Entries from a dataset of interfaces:
----

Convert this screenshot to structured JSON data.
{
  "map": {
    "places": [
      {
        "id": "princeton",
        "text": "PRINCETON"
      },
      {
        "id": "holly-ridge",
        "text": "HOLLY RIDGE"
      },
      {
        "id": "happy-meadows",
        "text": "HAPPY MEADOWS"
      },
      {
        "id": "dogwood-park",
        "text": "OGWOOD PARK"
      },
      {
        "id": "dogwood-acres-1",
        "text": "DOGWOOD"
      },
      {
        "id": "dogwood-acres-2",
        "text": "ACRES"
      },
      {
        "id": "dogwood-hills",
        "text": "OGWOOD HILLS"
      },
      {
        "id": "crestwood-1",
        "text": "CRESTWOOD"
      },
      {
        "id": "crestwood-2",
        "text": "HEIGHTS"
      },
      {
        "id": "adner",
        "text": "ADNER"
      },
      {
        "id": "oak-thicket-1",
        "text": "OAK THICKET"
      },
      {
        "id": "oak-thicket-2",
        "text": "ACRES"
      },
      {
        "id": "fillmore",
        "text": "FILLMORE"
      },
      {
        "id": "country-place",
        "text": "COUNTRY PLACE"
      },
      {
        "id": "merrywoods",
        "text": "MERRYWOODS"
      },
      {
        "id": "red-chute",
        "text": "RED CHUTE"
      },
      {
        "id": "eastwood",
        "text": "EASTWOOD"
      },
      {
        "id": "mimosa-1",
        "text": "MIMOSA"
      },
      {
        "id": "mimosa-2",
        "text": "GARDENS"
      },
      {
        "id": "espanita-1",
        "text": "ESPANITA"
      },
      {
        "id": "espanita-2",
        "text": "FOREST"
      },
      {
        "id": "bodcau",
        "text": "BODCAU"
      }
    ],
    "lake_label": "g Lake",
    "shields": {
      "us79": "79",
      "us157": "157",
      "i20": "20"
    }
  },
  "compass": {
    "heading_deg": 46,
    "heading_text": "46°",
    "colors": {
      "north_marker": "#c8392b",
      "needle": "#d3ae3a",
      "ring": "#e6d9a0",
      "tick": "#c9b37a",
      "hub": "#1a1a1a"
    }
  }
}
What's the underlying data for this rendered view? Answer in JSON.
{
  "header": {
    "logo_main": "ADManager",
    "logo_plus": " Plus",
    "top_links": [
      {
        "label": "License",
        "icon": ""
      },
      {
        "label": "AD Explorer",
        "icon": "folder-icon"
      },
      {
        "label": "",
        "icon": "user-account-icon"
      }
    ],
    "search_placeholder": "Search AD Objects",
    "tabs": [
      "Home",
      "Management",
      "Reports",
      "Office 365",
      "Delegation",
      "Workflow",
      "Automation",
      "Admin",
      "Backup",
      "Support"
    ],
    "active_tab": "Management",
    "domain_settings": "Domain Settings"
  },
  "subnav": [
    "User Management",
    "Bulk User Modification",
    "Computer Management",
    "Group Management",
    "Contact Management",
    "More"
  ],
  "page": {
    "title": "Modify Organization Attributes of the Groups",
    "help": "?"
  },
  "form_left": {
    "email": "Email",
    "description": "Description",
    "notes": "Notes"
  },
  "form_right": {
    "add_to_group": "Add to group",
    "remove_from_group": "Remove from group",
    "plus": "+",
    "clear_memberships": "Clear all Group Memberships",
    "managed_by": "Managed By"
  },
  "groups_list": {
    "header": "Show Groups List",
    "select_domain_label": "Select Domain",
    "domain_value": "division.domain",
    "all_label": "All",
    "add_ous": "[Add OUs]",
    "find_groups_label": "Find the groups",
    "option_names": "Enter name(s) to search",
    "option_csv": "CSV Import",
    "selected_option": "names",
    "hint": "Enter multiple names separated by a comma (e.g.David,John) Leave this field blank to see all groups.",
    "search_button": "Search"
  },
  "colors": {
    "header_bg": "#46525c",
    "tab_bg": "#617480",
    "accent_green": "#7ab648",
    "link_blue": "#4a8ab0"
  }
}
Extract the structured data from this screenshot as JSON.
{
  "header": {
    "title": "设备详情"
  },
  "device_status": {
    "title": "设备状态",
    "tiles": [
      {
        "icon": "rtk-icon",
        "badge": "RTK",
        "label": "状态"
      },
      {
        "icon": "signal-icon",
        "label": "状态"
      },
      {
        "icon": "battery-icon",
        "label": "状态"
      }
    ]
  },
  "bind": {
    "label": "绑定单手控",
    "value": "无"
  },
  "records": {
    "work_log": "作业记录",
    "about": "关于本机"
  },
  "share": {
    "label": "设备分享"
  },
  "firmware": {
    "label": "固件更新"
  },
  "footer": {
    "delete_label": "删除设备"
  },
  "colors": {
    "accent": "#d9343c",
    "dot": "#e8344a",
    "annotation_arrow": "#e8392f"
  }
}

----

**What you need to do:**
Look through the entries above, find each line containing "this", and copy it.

**Written answer:**
Convert this screenshot to structured JSON data.
What's the underlying data for this rendered view? Answer in JSON.
    "hint": "Enter multiple names separated by a comma (e.g.David,John) Leave this field blank to see all groups.",
Extract the structured data from this screenshot as JSON.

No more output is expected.